After I catch my breath from the exertion of saying that all in one lungful, I’ll assure you I am not kidding.
This Exclamation Pointitis drags down several otherwise fine programs. Grey’s was once better than watchable but has slid into new lows of ridiculousness. Friday Night Lights is another prime offender: one miracle win would be not just acceptable, but stirring. But multiple miracle wins, including a story where (deep breath) the Panthers are way behind in a game where the starting quarterback and running back have been benched, so a third-stringer delivers the stirring halftime speech that rallies the team so they’re within striking distance when the good guys throw an interception, but the third-stringer causes a fumble that the Panthers run in for a touchdown–mind you, the last couple are all on the same play–leading the suspended QB and RB to make up in the middle of the game to get back on the field, where they call a play specifically designed for the third-stringer who has never played before tonight, but that’s okay because he doesn’t catch the ball and the game is over, but that’s also okay because the flag flies on the latest pass interference penalty ever called, and since the game can’t end on a defensive penalty the Panthers get another shot and the recently liberated RB scores the winning touchdown, and everyone in the stadium chants the third-stringer’s name for drawing a pass interference penalty and are you kidding me?!? (pant, pant)
Some television is well-suited to piling up the improbabilities; speculative fiction, for example, is all about putting characters in extraordinary situations, just to see what will happen. Ever wonder whether the best or the worst of humanity would win out if all civilization fell simultaneously? Fire up the Battlestar Galactica, where sexy robots kill 99% of the human population and octogonal blood can cure diseases. Shows like The West Wing and House, while wildly compressing the number of people who would work on their puzzles, have settings that loan themselves to multiple dramatic moments. We really do believe White House staffers might face several crises every day. The only reason House’s department exists is to be funneled the crazy cases no one else can solve.
But several shows with more earth-bound settings are stretching their stories well beyond plausible deniability. I’ve no doubt someone’s neck exploded in a hospital at some point in the history of mankind. I believe paramedics have lost consciousness while driving. I’m even sure someone somewhere in the world was once wheeled into an emergency room with a hunk of ambulance in his leg. What I can’t believe is that these things all happened in the same hospital on the same day.

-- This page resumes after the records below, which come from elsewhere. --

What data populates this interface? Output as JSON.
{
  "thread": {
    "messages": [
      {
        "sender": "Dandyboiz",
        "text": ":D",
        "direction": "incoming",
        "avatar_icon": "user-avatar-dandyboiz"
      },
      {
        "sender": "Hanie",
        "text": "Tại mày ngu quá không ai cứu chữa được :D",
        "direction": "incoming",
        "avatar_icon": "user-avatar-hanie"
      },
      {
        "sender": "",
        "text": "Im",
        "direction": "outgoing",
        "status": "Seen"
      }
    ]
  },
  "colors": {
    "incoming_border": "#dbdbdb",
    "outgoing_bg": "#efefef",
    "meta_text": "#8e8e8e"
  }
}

I understand that these shows have to go beyond reality to tell dramatic stories–and even sympathize with that pressure–but sandwiching every freaky medical case or every thrilling football miracle into a single episode not only creates eyerolling scenarios, it chews through story at the kind of breakneck pace that explains why many shows can’t excel past the first season or two. If these kinds of shows keep it up, audiences will have to decide if it’s harder to suspend disbelief over the plots, or over the fact that the shows are still on the air at all.